Israel has called up an estimated 2,000 army reservists as troops prepared to take control of five major Palestinian towns in the West Bank. The mobilization of soldiers is aimed at halting a wave of Palestinian terror attacks, including suicide bombings. But not all members of the Israeli cabinet are happy about some of the measures being taken.
In the latest incursion, Israeli troops backed by about 60 tanks and armored personnel carriers swept into Qalqilya in the West Bank. Israeli troops also have moved back into at least four other Palestinian-ruled towns: Bethlehem, Jenin, Nablus and Tulkarem.
Daniel Taub, a spokesman for the Israeli foreign ministry, says Israel is being forced to launch the offensive in a bid to halt Palestinian suicide bombings. "Israel has had to call up yet another round of reserve soldiers," he said. "It is not something that we want to do, and it means many families are losing their fathers and husbands. The reason we are doing this is because quite simply because the Palestinian Authority has still failed to fulfill any of the commitments that it undertook to fulfill over the last eight years."
At the same time, the Israeli defense minister Binyamin Ben-Eliezer denied claims that the Israeli military also planned to take over the running of the civil administration in Palestinian areas.
He says he wants the troops to be deployed for no longer than six months and that the soldiers are not out to punish all Palestinians, but only searching for those involved in terror.
He was reacting to statements by Palestinian Cabinet Minister Saeb Erekat, who accused Israel of wanting to destroy the Palestinian Authority and "to replace it with the Israeli civil administration and Israeli military government."

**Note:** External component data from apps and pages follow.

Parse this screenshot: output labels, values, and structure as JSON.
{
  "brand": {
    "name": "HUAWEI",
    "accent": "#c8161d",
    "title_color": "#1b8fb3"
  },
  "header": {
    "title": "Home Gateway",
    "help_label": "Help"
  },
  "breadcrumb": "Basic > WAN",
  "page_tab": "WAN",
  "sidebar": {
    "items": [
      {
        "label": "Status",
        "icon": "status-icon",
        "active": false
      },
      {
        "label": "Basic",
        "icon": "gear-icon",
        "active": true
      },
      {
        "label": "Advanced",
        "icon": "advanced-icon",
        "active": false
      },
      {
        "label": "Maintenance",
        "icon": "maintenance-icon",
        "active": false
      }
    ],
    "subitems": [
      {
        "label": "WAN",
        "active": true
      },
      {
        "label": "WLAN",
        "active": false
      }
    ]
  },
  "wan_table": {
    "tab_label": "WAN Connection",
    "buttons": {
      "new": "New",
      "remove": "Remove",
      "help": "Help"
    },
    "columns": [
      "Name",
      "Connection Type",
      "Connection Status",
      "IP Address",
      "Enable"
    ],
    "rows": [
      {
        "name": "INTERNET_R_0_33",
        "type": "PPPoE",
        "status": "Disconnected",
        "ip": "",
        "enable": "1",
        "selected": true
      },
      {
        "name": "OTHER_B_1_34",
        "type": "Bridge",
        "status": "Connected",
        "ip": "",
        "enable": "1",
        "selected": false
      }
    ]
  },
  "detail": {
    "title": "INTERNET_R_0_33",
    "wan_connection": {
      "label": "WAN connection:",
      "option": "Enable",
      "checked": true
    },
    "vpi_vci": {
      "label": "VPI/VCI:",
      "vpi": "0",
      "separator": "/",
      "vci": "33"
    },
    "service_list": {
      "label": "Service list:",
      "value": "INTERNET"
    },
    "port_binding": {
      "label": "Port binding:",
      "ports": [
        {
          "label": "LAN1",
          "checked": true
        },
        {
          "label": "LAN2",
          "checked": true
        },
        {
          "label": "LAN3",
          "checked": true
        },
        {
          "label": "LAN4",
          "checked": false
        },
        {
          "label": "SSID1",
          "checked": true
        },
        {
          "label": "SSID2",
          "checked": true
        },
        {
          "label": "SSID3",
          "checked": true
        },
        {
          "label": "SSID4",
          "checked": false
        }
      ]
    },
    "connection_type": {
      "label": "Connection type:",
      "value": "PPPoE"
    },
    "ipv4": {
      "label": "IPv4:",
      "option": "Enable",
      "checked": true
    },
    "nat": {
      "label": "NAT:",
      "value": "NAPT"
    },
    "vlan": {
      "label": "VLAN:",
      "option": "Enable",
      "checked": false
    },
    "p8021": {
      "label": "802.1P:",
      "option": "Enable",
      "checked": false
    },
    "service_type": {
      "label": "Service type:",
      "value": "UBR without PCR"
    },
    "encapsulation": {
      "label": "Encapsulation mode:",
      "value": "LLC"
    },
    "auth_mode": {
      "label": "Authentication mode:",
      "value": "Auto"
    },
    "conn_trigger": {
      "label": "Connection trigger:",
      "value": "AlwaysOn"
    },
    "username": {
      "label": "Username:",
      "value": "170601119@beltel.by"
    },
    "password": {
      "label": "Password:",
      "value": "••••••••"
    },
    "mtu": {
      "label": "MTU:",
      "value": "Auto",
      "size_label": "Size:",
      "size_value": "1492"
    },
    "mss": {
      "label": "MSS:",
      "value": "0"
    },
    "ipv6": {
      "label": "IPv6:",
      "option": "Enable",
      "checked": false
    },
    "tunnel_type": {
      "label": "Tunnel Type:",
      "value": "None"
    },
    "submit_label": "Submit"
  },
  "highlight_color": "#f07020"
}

"It is obvious that the Israeli government now is resuming fully its occupation," he said. "They are continuing the destruction of the Palestinian Authority."
Israel, meanwhile, is considering a number of other steps. They include expelling suspected Palestinian terrorists from the territories and the forced transfer of the families of Palestinian suicide bombers from the West Bank to the Gaza Strip.

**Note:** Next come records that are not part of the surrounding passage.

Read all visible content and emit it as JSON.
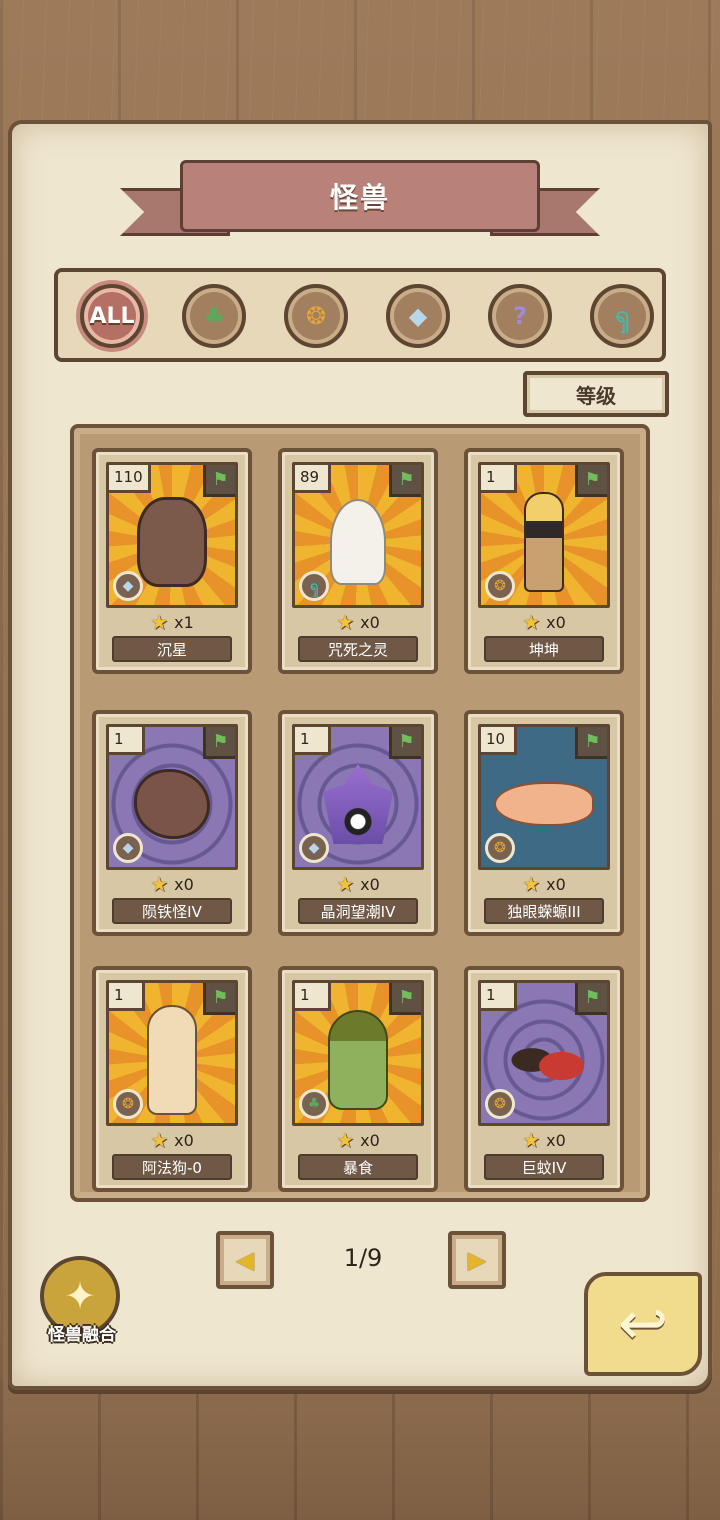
{
  "title": "怪兽",
  "filters": [
    {
      "name": "filter-all",
      "glyph": "ALL",
      "icon": "all-icon",
      "class": ""
    },
    {
      "name": "filter-plant",
      "glyph": "♣",
      "icon": "leaf-icon",
      "class": "g-leaf"
    },
    {
      "name": "filter-beast",
      "glyph": "❂",
      "icon": "paw-icon",
      "class": "g-paw"
    },
    {
      "name": "filter-mineral",
      "glyph": "◆",
      "icon": "crystal-icon",
      "class": "g-crystal"
    },
    {
      "name": "filter-unknown",
      "glyph": "?",
      "icon": "question-icon",
      "class": "g-question"
    },
    {
      "name": "filter-spirit",
      "glyph": "ၡ",
      "icon": "swirl-icon",
      "class": "g-swirl"
    }
  ],
  "sort_label": "等级",
  "cards": [
    {
      "level": "110",
      "stars": "x1",
      "name": "沉星",
      "bg": "gold",
      "type": "crystal",
      "monster": "golem"
    },
    {
      "level": "89",
      "stars": "x0",
      "name": "咒死之灵",
      "bg": "gold",
      "type": "swirl",
      "monster": "ghost"
    },
    {
      "level": "1",
      "stars": "x0",
      "name": "坤坤",
      "bg": "gold",
      "type": "paw",
      "monster": "human"
    },
    {
      "level": "1",
      "stars": "x0",
      "name": "陨铁怪IV",
      "bg": "purple",
      "type": "crystal",
      "monster": "rock"
    },
    {
      "level": "1",
      "stars": "x0",
      "name": "晶洞望潮IV",
      "bg": "purple",
      "type": "crystal",
      "monster": "crystal"
    },
    {
      "level": "10",
      "stars": "x0",
      "name": "独眼蝾螈III",
      "bg": "blue",
      "type": "paw",
      "monster": "newt"
    },
    {
      "level": "1",
      "stars": "x0",
      "name": "阿法狗-0",
      "bg": "gold",
      "type": "paw",
      "monster": "dog"
    },
    {
      "level": "1",
      "stars": "x0",
      "name": "暴食",
      "bg": "gold",
      "type": "leaf",
      "monster": "plantkid"
    },
    {
      "level": "1",
      "stars": "x0",
      "name": "巨蚊IV",
      "bg": "purple",
      "type": "paw",
      "monster": "mosquito"
    }
  ],
  "pager": {
    "prev": "◀",
    "next": "▶",
    "label": "1/9"
  },
  "fusion_label": "怪兽融合",
  "colors": {
    "parchment": "#efe6cf",
    "ribbon": "#b88279",
    "gold": "#f0b52f",
    "purple": "#8a78b4",
    "frame": "#6b5238"
  }
}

Some Israeli cabinet ministers also want the homes of these families to be demolished, but such sanctions are likely to be opposed by the international community as a form of collective punishment.
At the same time, bitter arguments broke out in Israel's cabinet Sunday over the decision to build a security fence around the West Bank in a bid to stop Palestinians crossing into the Jewish state to launch violent attacks.
Israel's foreign minister, Shimon Peres, warned the cabinet that the fence, which encroaches into the West Bank, will do "great diplomatic damage" to the country's reputation.
He says he may consider quitting the government if the proposed maps of the fence are not altered.